Work task. Report each line of the entries that contains the word "завтра", copied in full.
○ ○ ○ ○ ○ ○ ○
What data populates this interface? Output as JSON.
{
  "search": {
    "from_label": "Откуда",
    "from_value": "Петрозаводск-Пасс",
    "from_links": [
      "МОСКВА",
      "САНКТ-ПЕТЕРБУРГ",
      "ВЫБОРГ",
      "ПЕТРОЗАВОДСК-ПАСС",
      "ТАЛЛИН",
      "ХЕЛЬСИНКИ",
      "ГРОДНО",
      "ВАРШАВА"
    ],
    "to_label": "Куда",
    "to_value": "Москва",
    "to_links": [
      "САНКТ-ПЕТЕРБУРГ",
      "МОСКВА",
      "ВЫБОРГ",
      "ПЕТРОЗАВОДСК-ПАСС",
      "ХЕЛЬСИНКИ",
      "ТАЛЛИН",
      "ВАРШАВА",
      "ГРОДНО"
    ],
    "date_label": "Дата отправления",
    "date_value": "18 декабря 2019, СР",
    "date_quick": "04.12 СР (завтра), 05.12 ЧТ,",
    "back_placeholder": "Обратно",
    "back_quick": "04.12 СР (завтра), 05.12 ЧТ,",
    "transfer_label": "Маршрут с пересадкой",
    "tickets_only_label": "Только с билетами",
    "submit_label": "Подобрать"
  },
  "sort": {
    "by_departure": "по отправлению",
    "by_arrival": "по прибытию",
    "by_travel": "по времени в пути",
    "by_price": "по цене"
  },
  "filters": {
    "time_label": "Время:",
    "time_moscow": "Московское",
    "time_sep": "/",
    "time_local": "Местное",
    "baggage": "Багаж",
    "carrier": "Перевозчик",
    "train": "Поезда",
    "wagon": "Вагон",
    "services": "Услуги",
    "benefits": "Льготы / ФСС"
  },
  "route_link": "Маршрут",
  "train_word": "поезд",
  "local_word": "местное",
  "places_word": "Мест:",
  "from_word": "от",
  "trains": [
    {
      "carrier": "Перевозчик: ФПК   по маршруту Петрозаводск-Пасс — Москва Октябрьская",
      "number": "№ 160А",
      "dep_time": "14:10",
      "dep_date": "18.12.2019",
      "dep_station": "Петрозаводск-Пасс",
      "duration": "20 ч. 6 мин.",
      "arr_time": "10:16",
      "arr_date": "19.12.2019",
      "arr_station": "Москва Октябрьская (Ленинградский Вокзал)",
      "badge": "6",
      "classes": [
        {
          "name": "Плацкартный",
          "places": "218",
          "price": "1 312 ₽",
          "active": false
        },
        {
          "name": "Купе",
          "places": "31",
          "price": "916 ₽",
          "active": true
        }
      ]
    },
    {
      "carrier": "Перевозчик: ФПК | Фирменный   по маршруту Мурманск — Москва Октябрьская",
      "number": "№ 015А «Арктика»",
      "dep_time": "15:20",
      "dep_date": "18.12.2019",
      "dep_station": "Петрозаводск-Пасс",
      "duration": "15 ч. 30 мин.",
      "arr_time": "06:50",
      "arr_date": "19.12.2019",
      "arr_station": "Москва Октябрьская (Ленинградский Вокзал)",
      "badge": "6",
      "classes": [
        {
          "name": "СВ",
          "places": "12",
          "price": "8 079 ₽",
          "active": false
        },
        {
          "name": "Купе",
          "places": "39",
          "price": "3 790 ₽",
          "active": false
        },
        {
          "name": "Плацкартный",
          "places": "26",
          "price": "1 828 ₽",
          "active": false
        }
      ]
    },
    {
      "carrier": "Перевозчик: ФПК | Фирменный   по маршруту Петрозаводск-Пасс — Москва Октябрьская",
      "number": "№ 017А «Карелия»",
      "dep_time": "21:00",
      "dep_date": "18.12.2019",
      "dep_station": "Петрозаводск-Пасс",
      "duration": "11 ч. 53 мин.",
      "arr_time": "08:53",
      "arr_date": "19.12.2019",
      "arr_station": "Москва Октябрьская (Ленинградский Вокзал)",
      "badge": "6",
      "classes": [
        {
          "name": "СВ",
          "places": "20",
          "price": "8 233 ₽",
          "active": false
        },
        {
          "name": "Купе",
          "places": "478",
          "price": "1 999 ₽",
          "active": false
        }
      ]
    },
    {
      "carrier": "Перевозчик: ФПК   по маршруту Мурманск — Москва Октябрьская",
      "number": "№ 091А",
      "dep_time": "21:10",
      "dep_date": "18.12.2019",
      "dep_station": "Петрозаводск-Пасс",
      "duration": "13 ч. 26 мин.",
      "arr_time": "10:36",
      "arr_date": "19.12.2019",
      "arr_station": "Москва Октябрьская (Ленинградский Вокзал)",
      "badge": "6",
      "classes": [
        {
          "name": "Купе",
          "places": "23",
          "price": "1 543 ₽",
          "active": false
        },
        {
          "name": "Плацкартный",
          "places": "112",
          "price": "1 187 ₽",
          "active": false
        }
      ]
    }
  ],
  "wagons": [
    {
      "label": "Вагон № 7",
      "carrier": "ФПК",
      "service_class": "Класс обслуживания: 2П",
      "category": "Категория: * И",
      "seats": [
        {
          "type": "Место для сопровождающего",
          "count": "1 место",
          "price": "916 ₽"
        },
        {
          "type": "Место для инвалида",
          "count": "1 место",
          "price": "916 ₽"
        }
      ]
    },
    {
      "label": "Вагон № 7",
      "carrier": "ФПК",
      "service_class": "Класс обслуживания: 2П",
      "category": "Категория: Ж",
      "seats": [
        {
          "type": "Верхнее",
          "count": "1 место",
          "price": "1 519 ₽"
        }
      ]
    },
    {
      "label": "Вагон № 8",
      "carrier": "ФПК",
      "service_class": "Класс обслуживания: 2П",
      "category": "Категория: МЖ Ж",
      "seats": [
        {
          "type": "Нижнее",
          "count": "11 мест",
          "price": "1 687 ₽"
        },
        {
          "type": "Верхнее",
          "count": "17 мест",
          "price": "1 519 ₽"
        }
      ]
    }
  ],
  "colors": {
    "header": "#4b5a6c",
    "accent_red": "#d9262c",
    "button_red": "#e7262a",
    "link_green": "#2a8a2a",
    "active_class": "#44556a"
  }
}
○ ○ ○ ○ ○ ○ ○
Exercise result.
    "date_quick": "04.12 СР (завтра), 05.12 ЧТ,",
    "back_quick": "04.12 СР (завтра), 05.12 ЧТ,",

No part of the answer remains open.